Apple blamed the bad news on Motorola’s inability to deliver sufficient quantities of 500MHz G4 processors, and said it was signing on IBM as an alternative supplier of the chips (see ”
Motorola and IBM Reveal PowerPC Plans
” in this section). A chastened Motorola issued a mea culpa.
The new configurations are as follows:
The 350MHz system, selling for $1,599, includes 64MB of RAM, a 10GB Ultra ATA hard drive, and a 24
CD-ROM drive. Based on the same architecture as the blue-and-white G3 systems, this configuration was supposed to include a 400MHz G4 chip.

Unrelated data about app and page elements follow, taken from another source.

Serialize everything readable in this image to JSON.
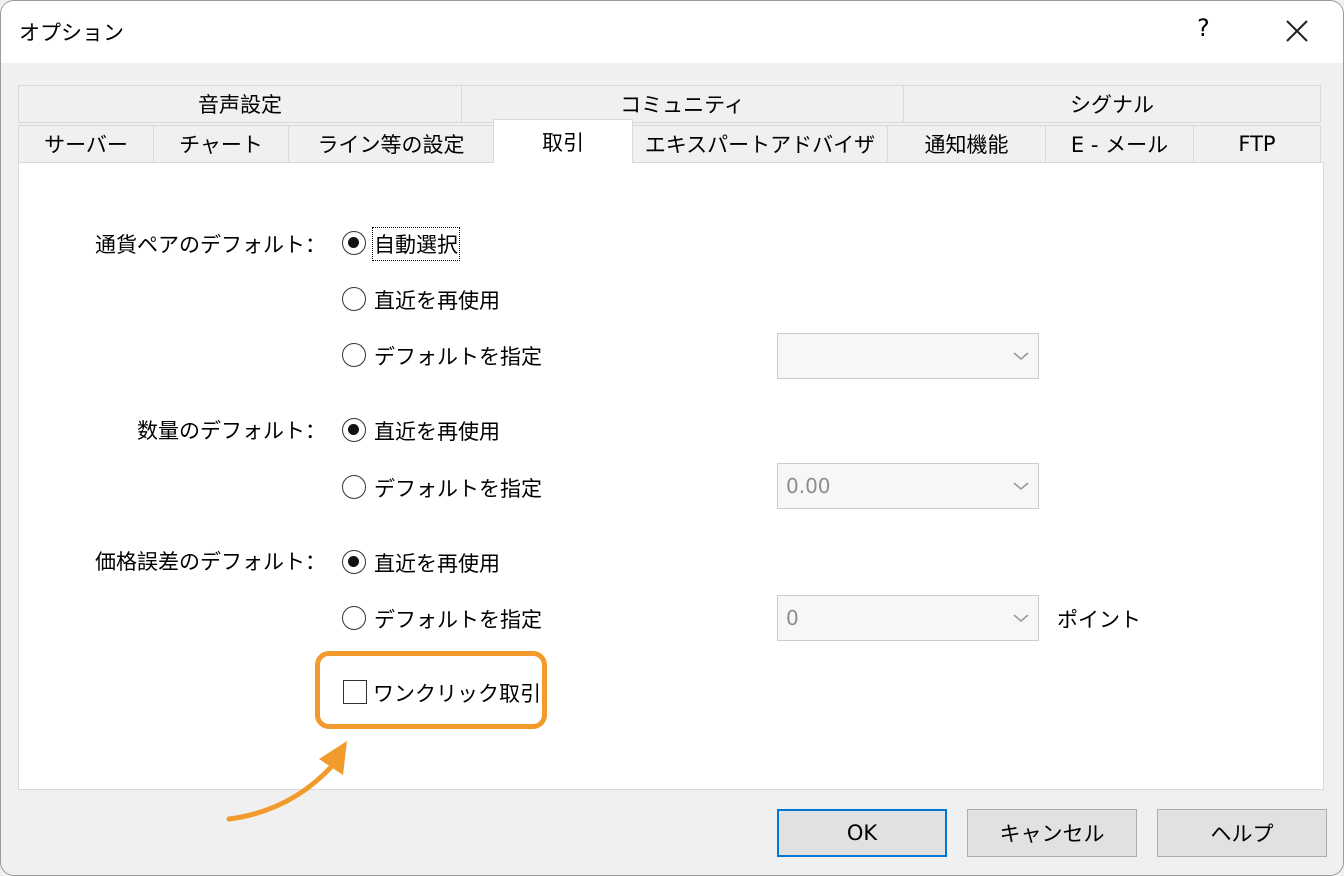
{
  "window": {
    "title": "オプション",
    "help": "?"
  },
  "tabs_row1": [
    "音声設定",
    "コミュニティ",
    "シグナル"
  ],
  "tabs_row2": [
    "サーバー",
    "チャート",
    "ライン等の設定",
    "取引",
    "エキスパートアドバイザ",
    "通知機能",
    "E - メール",
    "FTP"
  ],
  "active_tab": "取引",
  "trading": {
    "pair_label": "通貨ペアのデフォルト：",
    "pair_opt1": "自動選択",
    "pair_opt2": "直近を再使用",
    "pair_opt3": "デフォルトを指定",
    "pair_combo_value": "",
    "volume_label": "数量のデフォルト：",
    "volume_opt1": "直近を再使用",
    "volume_opt2": "デフォルトを指定",
    "volume_combo_value": "0.00",
    "slip_label": "価格誤差のデフォルト：",
    "slip_opt1": "直近を再使用",
    "slip_opt2": "デフォルトを指定",
    "slip_combo_value": "0",
    "slip_unit": "ポイント",
    "oneclick_label": "ワンクリック取引",
    "oneclick_checked": false
  },
  "buttons": {
    "ok": "OK",
    "cancel": "キャンセル",
    "help": "ヘルプ"
  },
  "colors": {
    "highlight": "#f39a2d",
    "default_button_border": "#0078d7"
  }
}
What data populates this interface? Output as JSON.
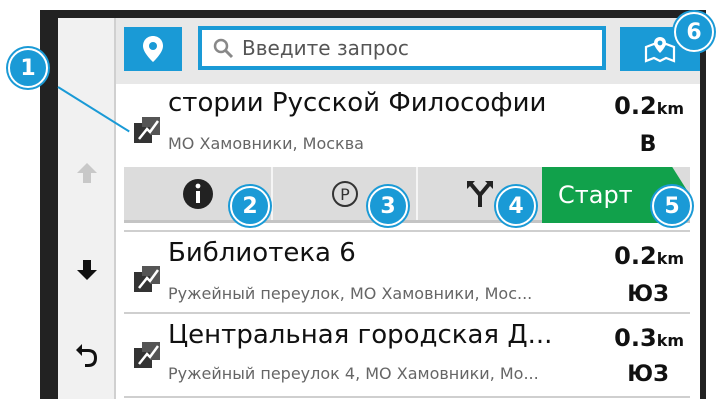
{
  "search": {
    "placeholder": "Введите запрос"
  },
  "selected": {
    "title": "стории Русской Философии",
    "subtitle": "МО Хамовники, Москва",
    "distance": "0.2",
    "unit": "km",
    "direction": "В"
  },
  "actions": {
    "start_label": "Старт"
  },
  "results": [
    {
      "title": "Библиотека 6",
      "subtitle": "Ружейный переулок, МО Хамовники, Мос...",
      "distance": "0.2",
      "unit": "km",
      "direction": "ЮЗ"
    },
    {
      "title": "Центральная городская Д...",
      "subtitle": "Ружейный переулок 4, МО Хамовники, Мо...",
      "distance": "0.3",
      "unit": "km",
      "direction": "ЮЗ"
    }
  ],
  "callouts": [
    "1",
    "2",
    "3",
    "4",
    "5",
    "6"
  ],
  "colors": {
    "accent": "#1a9ad6",
    "start": "#11a14b",
    "device": "#222222"
  },
  "icons": [
    "pin-icon",
    "search-icon",
    "map-icon",
    "up-arrow-icon",
    "down-arrow-icon",
    "back-icon",
    "info-icon",
    "parking-icon",
    "fork-icon",
    "poi-icon"
  ]
}
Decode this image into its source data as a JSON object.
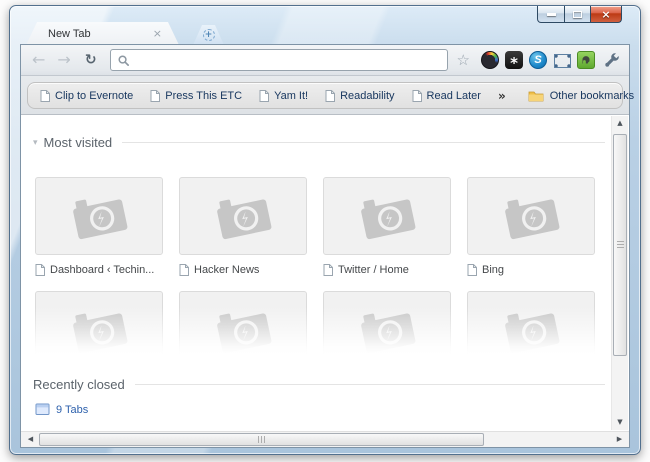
{
  "window": {
    "tab_title": "New Tab",
    "tab_close_glyph": "×",
    "newtab_glyph": "+",
    "controls": {
      "close_glyph": "×"
    }
  },
  "toolbar": {
    "back_glyph": "←",
    "forward_glyph": "→",
    "reload_glyph": "↻",
    "star_glyph": "☆",
    "omnibox_value": "",
    "extensions": {
      "asterisk_glyph": "*",
      "stumbleupon_glyph": "S"
    }
  },
  "bookmarks_bar": {
    "items": [
      {
        "label": "Clip to Evernote"
      },
      {
        "label": "Press This ETC"
      },
      {
        "label": "Yam It!"
      },
      {
        "label": "Readability"
      },
      {
        "label": "Read Later"
      }
    ],
    "overflow_glyph": "»",
    "other_bookmarks_label": "Other bookmarks"
  },
  "new_tab_page": {
    "most_visited": {
      "title": "Most visited",
      "collapse_glyph": "▾",
      "tiles": [
        {
          "label": "Dashboard ‹ Techin..."
        },
        {
          "label": "Hacker News"
        },
        {
          "label": "Twitter / Home"
        },
        {
          "label": "Bing"
        }
      ]
    },
    "recently_closed": {
      "title": "Recently closed",
      "link_label": "9 Tabs"
    }
  },
  "scrollbars": {
    "up_glyph": "▲",
    "down_glyph": "▼",
    "left_glyph": "◀",
    "right_glyph": "▶"
  },
  "icons": {
    "extension_1": "color-wheel-extension-icon",
    "extension_2": "asterisk-extension-icon",
    "extension_3": "stumbleupon-extension-icon",
    "extension_4": "capture-frame-extension-icon",
    "extension_5": "evernote-extension-icon",
    "menu": "wrench-icon",
    "thumbnail_placeholder": "camera-icon"
  },
  "colors": {
    "aero_glass_blue": "#b9d0e5",
    "close_button_red": "#bb3812",
    "bookmark_text_navy": "#17365e",
    "link_blue": "#2f62ad",
    "evernote_green": "#74b843",
    "stumbleupon_blue": "#1d88ca",
    "thumb_gray": "#f1f1f1"
  }
}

The 400MHz system, priced at $2,499, includes 128MB of RAM, a 20GB Ultra ATA hard drive, a DVD-ROM drive, and an Iomega Zip drive. This configuration uses a new architecture that includes a faster memory bus, support for up to 1.5GB of RAM, an internal FireWire connection, a high-speed AGP port for the display adapter, and connections for Apple’s AirPort wireless-networking cards. Apple previously announced that it would offer this configuration with a 450MHz G4 chip.
The 450MHz system, selling for $3,499, includes 256MB of RAM, a 27GB Ultra ATA hard drive, and a DVD-RAM drive. Like the 400MHz system, it uses Apple’s new system architecture. Apple had planned to offer this configuration with a 500MHz G4.
Systems featuring the new 500MHz G4 processor won’t appear until early 2000, Apple says.
As Apple announced the downgrade, it also sent notices to inform customers who had preordered systems that it would cancel their orders. The following day, October 14, the same customers received an apologetic follow-up notice saying that their orders would be fulfilled. However, Apple PR reps confused the matter by making contradictory statements about which, if any, orders would be honored.
Finally, on October 18, Apple issued a definitive statement: if you ordered a 400MHz or 450MHz Power Mac G4 before October 13, Apple will deliver the system at the original quoted price. If you ordered a 500MHz Power Mac G4, the company will provide a 450MHz system at the latter’s original price.